• [Task goal]:
If a line in the records below holds the word "true", copy it.

• [Given records]:
________________

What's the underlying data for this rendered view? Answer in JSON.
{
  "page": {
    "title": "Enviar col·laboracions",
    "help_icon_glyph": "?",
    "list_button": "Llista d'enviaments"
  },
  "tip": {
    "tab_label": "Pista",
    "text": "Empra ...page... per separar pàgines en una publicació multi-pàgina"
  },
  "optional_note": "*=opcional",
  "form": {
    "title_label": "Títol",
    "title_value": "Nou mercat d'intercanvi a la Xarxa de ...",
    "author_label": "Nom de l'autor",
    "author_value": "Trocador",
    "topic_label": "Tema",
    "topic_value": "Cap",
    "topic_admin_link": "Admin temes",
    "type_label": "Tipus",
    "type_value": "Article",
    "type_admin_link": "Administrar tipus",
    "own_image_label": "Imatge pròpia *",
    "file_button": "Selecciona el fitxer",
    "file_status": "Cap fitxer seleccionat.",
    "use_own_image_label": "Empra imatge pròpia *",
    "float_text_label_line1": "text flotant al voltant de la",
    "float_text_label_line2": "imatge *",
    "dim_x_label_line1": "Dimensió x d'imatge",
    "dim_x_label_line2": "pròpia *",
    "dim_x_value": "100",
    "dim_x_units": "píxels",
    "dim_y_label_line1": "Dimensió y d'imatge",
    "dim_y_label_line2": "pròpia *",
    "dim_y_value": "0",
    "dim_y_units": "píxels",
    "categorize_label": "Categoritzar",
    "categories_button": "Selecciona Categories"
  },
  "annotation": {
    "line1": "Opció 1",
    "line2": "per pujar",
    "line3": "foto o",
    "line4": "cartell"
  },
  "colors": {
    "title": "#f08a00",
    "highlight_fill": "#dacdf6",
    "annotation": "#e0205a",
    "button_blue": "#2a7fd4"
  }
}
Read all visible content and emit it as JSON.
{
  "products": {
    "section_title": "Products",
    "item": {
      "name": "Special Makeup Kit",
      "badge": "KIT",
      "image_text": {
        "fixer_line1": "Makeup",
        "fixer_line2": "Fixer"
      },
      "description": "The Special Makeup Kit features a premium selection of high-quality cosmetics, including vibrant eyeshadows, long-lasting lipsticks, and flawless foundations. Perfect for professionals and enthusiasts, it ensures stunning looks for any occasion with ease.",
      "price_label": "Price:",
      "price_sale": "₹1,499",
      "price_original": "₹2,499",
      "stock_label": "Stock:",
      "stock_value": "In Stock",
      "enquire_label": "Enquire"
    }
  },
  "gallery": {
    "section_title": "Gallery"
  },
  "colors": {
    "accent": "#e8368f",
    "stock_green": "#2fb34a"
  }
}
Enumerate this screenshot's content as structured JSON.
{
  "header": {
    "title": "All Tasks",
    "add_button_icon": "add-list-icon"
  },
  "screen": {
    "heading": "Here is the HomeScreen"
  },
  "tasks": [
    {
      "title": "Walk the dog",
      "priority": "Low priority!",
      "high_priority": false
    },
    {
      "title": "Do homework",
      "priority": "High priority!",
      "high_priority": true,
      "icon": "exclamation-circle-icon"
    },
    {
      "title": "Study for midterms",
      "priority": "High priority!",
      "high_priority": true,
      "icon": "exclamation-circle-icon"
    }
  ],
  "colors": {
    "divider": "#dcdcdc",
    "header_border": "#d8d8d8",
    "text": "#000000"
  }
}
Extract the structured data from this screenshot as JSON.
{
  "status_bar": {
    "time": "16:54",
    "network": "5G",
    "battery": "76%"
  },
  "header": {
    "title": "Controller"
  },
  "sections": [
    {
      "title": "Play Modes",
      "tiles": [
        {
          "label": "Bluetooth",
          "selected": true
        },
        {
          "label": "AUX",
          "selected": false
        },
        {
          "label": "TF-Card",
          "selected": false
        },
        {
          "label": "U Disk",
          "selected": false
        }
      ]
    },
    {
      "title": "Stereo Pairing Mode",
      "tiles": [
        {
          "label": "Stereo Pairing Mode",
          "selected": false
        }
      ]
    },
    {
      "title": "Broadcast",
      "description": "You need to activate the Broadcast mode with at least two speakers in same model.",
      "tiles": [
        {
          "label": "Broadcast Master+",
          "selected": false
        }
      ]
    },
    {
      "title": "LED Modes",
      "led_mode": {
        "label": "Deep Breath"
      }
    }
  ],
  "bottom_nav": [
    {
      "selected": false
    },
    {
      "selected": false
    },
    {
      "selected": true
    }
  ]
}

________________

• [Result]:
      "high_priority": true,
      "high_priority": true,
          "selected": true
      "selected": true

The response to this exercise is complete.